Diagnosis and management of the growing teratoma syndrome: A single-center experience and review of the literature
Publication date: Available online 13 November 2018
Source: Urologic Oncology: Seminars and Original Investigations
Author(s): Pia Paffenholz, David Pfister, Vsevolod Matveev, Axel Heidenreich
To evaluate the diagnostic, surgical as well as oncological outcome of patients with a growing teratoma syndrome.
Material and methods
We performed a retrospective analysis including 680 patients with advanced nonseminomatous germ cell tumors who underwent a postchemotherapy retroperitoneal lymph node dissection. The peri- and postoperative outcome of 22 patients (3%) that fulfilled the criteria of a growing teratoma syndrome were analyzed: nonseminomatous germ cell tumors with increasing tumor size during or after chemotherapy despite normalized or decreasing tumor markers.
The median tumor diameter at time of surgery was 6 cm (4–12.2). For a complete resection of the residual masses, adjunctive surgery had to be performed in 4 (18%) patients: resection of the abdominal aorta, inferior vena cava or renal vein with graft replacement, nephrectomy and resection of parts of the intestine. Eight postoperative complications occurred in 5 (23%) patients, with 4/8 of these complications affecting only one patient. Fifty percent of all complications were classified as Clavien-Dindo grade III or IV. After a median follow-up of 25 months, relapse occurred in 2 patients (9%); all but one patient is alive resulting in an overall survival of 95.5%.
The growing teratoma syndrome is a rare phenomenon among patients with advanced nonseminomatous germ cell tumors and necessitates complete surgical resection of the masses with curative intention.

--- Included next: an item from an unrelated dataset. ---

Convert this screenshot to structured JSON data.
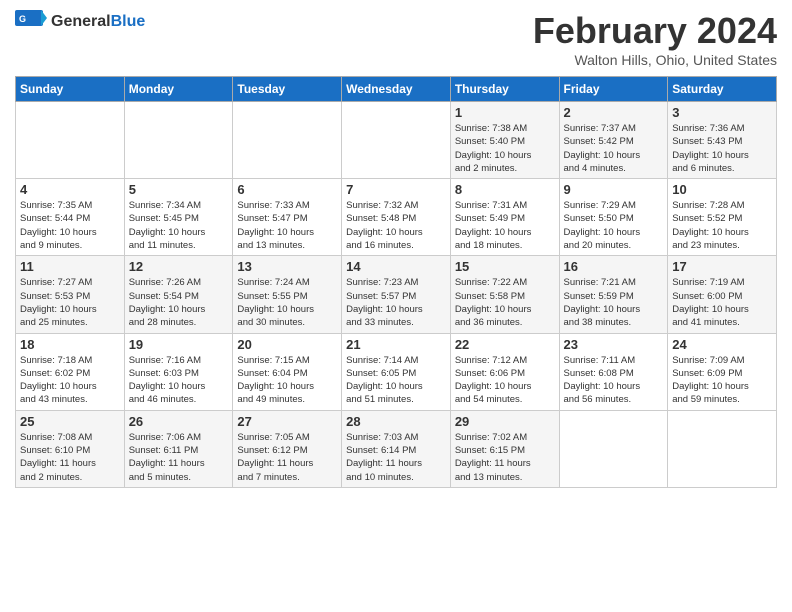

Due to its complexity and potential adjunctive surgery, the treatment should be performed in tertiary referral centers only.